What does “Presbyterian” mean? Presbyterians are among the “denominations” (types of churches) that grew out of the Protestant Reformation in Europe in the 16th century. Presbyterians trace their religious heritage to John Knox of Scotland, and to Jean (John) Calvin, a French reformer who spent many years in Switzerland. Like most Christians, we center our faith and life around our belief in both the divinity and the humanity of Jesus Christ, as a person through whom God entered our human condition and effected eternal salvation for us. We believe that God continues to be active in this world that God has created, and that God cares how we live our lives, and wants to be in relationship with us.
First Presbyterian Church of Asheboro is part of the Presbyterian Church U.S.A. To learn more about the P.C.U.S.A., go to www.pcusa.org.
Presbyterian history is part of the history of Christianity, but the beginning of Presbyterianism as a distinct movement occurred during the 16th-century Protestant Reformation. As the Catholic Church resisted the reformers, several different theological movements splintered from the Church and bore different denominations. Presbyterianism was especially influenced by the French theologian John Calvin, who is credited with the development of Reformed theology, and the work of John Knox, a Scotsman and a Roman Catholic Priest, who studied with Calvin in Geneva, Switzerland. He brought back Reformed teachings to Scotland. The Presbyterian church traces its ancestry back primarily to England and Scotland. In August 1560 the Parliament of Scotland adopted the Scots Confession as the creed of the Scottish Kingdom. In December 1560, the First Book of Discipline was published, outlining important doctrinal issues but also establishing regulations for church government, including the creation of ten ecclesiastical districts with appointed superintendents which later became known as presbyteries.[21]
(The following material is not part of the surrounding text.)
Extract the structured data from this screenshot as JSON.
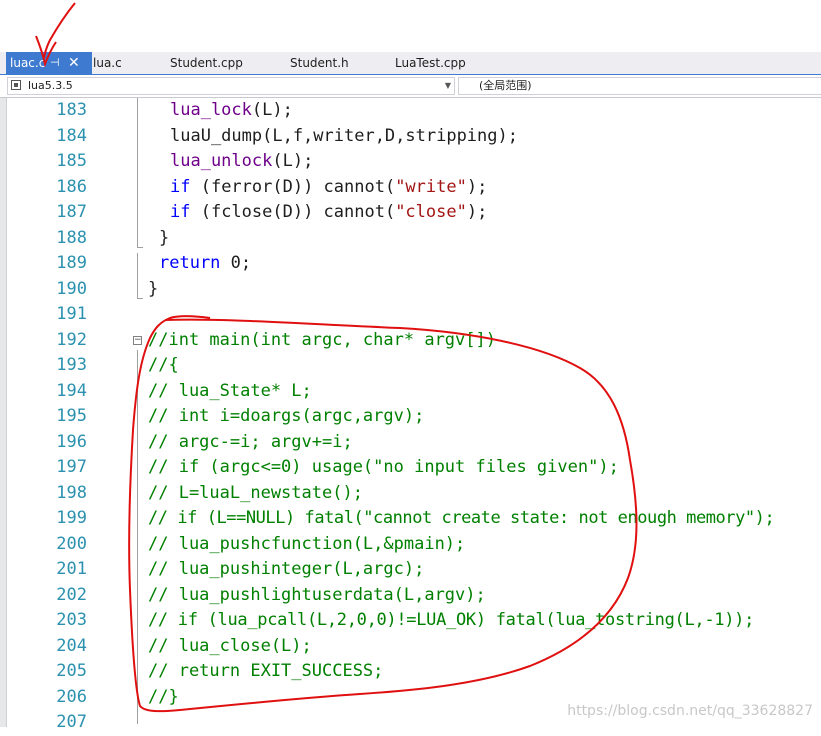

In time, the Scots Confession would be supplanted by the Westminster Confession of Faith, and the Larger and Shorter Catechisms, which were formulated by the Westminster Assembly between 1643 and 1649.
Presbyterians distinguish themselves from other denominations by doctrine, institutional organization (or “church order”) and worship; often using a “Book of Order” to regulate common practice and order. The origins of the Presbyterian churches are in Calvinism. Many branches of Presbyterianism are remnants of previous splits from larger groups. Some of the splits have been due to doctrinal controversy, while some have been caused by disagreement concerning the degree to which those ordained to church office should be required to agree with the Westminster Confession of Faith, which historically serves as an important confessional document – second only to the Bible, yet directing particularities in the standardization and translation of the Bible – in Presbyterian churches.
Presbyterians place great importance upon education and lifelong learning, tempered with the knowledge that no human action can affect salvation.
Continuous study of the scriptures, theological writings, and understanding and interpretation of church doctrine are embodied in several statements of faith and catechisms formally adopted by various branches of the church, often referred to as “subordinate standards“.